**Goal of the exercise:** What you return must match the records exactly.

[[ Recorded information, beginning ]]

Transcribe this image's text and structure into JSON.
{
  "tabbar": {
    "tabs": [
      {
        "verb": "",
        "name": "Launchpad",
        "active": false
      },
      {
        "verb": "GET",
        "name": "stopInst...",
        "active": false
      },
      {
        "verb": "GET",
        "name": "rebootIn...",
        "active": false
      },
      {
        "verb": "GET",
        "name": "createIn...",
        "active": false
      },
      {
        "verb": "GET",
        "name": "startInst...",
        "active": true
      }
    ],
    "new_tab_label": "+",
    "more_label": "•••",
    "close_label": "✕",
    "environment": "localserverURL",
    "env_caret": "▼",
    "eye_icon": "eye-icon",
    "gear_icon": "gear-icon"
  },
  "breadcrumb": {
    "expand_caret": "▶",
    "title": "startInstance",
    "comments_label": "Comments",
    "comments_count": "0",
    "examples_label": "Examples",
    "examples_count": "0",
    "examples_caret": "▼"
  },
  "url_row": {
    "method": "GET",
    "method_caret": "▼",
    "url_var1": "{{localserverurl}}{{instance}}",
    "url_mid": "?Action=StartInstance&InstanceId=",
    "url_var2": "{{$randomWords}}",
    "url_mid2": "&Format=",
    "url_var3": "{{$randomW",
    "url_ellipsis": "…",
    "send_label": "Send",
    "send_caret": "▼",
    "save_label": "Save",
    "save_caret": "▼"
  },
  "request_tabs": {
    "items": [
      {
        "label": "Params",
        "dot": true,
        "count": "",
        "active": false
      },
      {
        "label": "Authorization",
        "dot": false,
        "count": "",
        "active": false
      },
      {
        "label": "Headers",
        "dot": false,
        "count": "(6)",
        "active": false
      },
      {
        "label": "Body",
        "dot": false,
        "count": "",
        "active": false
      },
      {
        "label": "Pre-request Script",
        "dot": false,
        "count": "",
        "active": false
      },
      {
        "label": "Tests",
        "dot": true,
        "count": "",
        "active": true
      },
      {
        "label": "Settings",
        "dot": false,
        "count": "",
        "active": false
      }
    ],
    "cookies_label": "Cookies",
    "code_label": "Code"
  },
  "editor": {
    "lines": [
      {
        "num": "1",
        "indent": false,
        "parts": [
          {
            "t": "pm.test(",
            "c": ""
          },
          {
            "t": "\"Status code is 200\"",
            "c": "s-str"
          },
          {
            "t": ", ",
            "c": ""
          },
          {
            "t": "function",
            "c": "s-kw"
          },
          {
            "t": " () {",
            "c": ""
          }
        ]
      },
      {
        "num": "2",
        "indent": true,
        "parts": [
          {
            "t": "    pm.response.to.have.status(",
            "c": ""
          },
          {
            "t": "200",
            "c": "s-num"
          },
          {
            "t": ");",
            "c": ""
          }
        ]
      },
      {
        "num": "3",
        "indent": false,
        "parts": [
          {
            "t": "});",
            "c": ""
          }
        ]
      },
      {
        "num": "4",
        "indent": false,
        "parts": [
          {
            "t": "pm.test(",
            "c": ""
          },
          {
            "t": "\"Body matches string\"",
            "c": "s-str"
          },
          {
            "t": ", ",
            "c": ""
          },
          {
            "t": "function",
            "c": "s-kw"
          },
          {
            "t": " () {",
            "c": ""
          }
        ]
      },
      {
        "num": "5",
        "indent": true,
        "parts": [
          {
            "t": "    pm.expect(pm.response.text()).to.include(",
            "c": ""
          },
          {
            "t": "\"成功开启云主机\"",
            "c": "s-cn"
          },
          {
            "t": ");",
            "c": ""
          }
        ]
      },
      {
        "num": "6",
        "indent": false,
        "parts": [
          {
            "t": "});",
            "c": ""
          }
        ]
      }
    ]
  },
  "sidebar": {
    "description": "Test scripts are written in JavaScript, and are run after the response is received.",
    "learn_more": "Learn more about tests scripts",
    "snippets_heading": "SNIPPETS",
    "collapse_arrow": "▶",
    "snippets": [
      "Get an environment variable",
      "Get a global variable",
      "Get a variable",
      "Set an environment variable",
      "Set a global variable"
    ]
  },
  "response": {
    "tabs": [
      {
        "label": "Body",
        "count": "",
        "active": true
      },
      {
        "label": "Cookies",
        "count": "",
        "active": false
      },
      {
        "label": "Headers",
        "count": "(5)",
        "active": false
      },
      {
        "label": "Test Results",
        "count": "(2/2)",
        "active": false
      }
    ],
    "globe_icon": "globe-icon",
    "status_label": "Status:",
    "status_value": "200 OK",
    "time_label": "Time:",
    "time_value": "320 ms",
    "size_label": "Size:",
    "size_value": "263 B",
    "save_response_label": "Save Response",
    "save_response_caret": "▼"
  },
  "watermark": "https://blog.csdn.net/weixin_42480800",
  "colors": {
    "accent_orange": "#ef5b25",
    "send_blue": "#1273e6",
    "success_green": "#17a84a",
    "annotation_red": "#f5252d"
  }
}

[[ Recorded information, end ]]

**Output of the task:**
Transcribe this image's text and structure into JSON.
{
  "tabbar": {
    "tabs": [
      {
        "verb": "",
        "name": "Launchpad",
        "active": false
      },
      {
        "verb": "GET",
        "name": "stopInst...",
        "active": false
      },
      {
        "verb": "GET",
        "name": "rebootIn...",
        "active": false
      },
      {
        "verb": "GET",
        "name": "createIn...",
        "active": false
      },
      {
        "verb": "GET",
        "name": "startInst...",
        "active": true
      }
    ],
    "new_tab_label": "+",
    "more_label": "•••",
    "close_label": "✕",
    "environment": "localserverURL",
    "env_caret": "▼",
    "eye_icon": "eye-icon",
    "gear_icon": "gear-icon"
  },
  "breadcrumb": {
    "expand_caret": "▶",
    "title": "startInstance",
    "comments_label": "Comments",
    "comments_count": "0",
    "examples_label": "Examples",
    "examples_count": "0",
    "examples_caret": "▼"
  },
  "url_row": {
    "method": "GET",
    "method_caret": "▼",
    "url_var1": "{{localserverurl}}{{instance}}",
    "url_mid": "?Action=StartInstance&InstanceId=",
    "url_var2": "{{$randomWords}}",
    "url_mid2": "&Format=",
    "url_var3": "{{$randomW",
    "url_ellipsis": "…",
    "send_label": "Send",
    "send_caret": "▼",
    "save_label": "Save",
    "save_caret": "▼"
  },
  "request_tabs": {
    "items": [
      {
        "label": "Params",
        "dot": true,
        "count": "",
        "active": false
      },
      {
        "label": "Authorization",
        "dot": false,
        "count": "",
        "active": false
      },
      {
        "label": "Headers",
        "dot": false,
        "count": "(6)",
        "active": false
      },
      {
        "label": "Body",
        "dot": false,
        "count": "",
        "active": false
      },
      {
        "label": "Pre-request Script",
        "dot": false,
        "count": "",
        "active": false
      },
      {
        "label": "Tests",
        "dot": true,
        "count": "",
        "active": true
      },
      {
        "label": "Settings",
        "dot": false,
        "count": "",
        "active": false
      }
    ],
    "cookies_label": "Cookies",
    "code_label": "Code"
  },
  "editor": {
    "lines": [
      {
        "num": "1",
        "indent": false,
        "parts": [
          {
            "t": "pm.test(",
            "c": ""
          },
          {
            "t": "\"Status code is 200\"",
            "c": "s-str"
          },
          {
            "t": ", ",
            "c": ""
          },
          {
            "t": "function",
            "c": "s-kw"
          },
          {
            "t": " () {",
            "c": ""
          }
        ]
      },
      {
        "num": "2",
        "indent": true,
        "parts": [
          {
            "t": "    pm.response.to.have.status(",
            "c": ""
          },
          {
            "t": "200",
            "c": "s-num"
          },
          {
            "t": ");",
            "c": ""
          }
        ]
      },
      {
        "num": "3",
        "indent": false,
        "parts": [
          {
            "t": "});",
            "c": ""
          }
        ]
      },
      {
        "num": "4",
        "indent": false,
        "parts": [
          {
            "t": "pm.test(",
            "c": ""
          },
          {
            "t": "\"Body matches string\"",
            "c": "s-str"
          },
          {
            "t": ", ",
            "c": ""
          },
          {
            "t": "function",
            "c": "s-kw"
          },
          {
            "t": " () {",
            "c": ""
          }
        ]
      },
      {
        "num": "5",
        "indent": true,
        "parts": [
          {
            "t": "    pm.expect(pm.response.text()).to.include(",
            "c": ""
          },
          {
            "t": "\"成功开启云主机\"",
            "c": "s-cn"
          },
          {
            "t": ");",
            "c": ""
          }
        ]
      },
      {
        "num": "6",
        "indent": false,
        "parts": [
          {
            "t": "});",
            "c": ""
          }
        ]
      }
    ]
  },
  "sidebar": {
    "description": "Test scripts are written in JavaScript, and are run after the response is received.",
    "learn_more": "Learn more about tests scripts",
    "snippets_heading": "SNIPPETS",
    "collapse_arrow": "▶",
    "snippets": [
      "Get an environment variable",
      "Get a global variable",
      "Get a variable",
      "Set an environment variable",
      "Set a global variable"
    ]
  },
  "response": {
    "tabs": [
      {
        "label": "Body",
        "count": "",
        "active": true
      },
      {
        "label": "Cookies",
        "count": "",
        "active": false
      },
      {
        "label": "Headers",
        "count": "(5)",
        "active": false
      },
      {
        "label": "Test Results",
        "count": "(2/2)",
        "active": false
      }
    ],
    "globe_icon": "globe-icon",
    "status_label": "Status:",
    "status_value": "200 OK",
    "time_label": "Time:",
    "time_value": "320 ms",
    "size_label": "Size:",
    "size_value": "263 B",
    "save_response_label": "Save Response",
    "save_response_caret": "▼"
  },
  "watermark": "https://blog.csdn.net/weixin_42480800",
  "colors": {
    "accent_orange": "#ef5b25",
    "send_blue": "#1273e6",
    "success_green": "#17a84a",
    "annotation_red": "#f5252d"
  }
}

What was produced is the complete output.